George also alienated Gruden and teammates alike when he went on his radio show with a month remaining in the season and declared himself out for the year. He hadn’t bothered to check with anyone in the organization, including the team doctor.
George actually came back to play _ and played well _ in the season finale but the damage was done.
Though he doesn’t have George’s arm, Gannon seems a better fit with Gruden’s West Coast-type system because he can throw on the move and is used to going through a progression of reads.
``He’s a good scrambler. He can avoid the initial rush and he makes great decisions,″ Gruden said. ``I think he rallies his teammates. He just has a lot of all-around skills and he’s bring them here to Oakland.″
Gannon, 33, built a 31-27 record as a starter and was especially impressive in the last two years, when he won 10 of 16 starts for the Chiefs while in relief of injured Elvis Grbac.
Gannon earned $700,000 last season but also had made it known to the Chiefs that he at least wanted a chance to compete with Grbac for the starting job.
However, new Chiefs coach Gunther Cunningham recently endorsed Grbac as his starter, eliminating the possibility Gannon would return to Kansas City.
With Oakland, Gannon believes he can follow the lead of other so-called journeyman quarterbacks who found their greatest success later in their careers such as Atlanta’s Chris Chandler, Buffalo’s Doug Flutie and Minnesota’s Randall Cunningham.
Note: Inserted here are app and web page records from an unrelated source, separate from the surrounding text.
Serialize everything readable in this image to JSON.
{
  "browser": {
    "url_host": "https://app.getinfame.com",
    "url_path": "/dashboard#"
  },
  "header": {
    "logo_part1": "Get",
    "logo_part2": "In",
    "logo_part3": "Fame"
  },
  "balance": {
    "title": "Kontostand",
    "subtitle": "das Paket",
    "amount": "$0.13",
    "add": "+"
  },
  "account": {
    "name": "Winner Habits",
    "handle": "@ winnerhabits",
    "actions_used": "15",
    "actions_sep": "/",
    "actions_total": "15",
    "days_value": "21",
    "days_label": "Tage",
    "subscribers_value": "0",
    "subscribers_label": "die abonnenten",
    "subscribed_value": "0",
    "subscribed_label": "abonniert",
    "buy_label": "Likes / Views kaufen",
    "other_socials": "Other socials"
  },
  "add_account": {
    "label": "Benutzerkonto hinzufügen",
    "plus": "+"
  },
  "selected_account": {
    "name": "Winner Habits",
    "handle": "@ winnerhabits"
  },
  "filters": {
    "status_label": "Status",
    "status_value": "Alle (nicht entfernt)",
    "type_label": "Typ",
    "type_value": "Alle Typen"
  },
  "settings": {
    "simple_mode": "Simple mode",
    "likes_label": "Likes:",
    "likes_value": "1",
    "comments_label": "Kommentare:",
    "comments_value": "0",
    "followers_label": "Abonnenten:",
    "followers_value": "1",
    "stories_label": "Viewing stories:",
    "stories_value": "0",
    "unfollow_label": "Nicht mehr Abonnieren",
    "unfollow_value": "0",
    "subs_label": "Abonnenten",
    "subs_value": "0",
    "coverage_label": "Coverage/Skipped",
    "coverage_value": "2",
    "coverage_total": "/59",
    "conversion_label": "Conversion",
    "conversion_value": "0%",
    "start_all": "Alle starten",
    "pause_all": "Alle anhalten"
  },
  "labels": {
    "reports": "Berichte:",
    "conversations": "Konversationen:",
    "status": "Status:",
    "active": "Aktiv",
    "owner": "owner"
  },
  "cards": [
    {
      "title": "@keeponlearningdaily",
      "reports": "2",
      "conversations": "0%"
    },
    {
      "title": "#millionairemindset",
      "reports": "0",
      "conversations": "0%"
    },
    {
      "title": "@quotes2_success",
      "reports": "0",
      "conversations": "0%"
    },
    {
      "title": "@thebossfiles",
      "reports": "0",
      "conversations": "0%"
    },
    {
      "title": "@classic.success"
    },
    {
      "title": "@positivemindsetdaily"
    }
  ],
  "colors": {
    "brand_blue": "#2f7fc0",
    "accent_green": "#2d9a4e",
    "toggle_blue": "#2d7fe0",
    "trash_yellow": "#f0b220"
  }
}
``I think one thing in common with all those guys is that they are competitors,″ Gannon said. ``They had some tough times but they believed in themselves and never gave up. I look at myself in the same light.″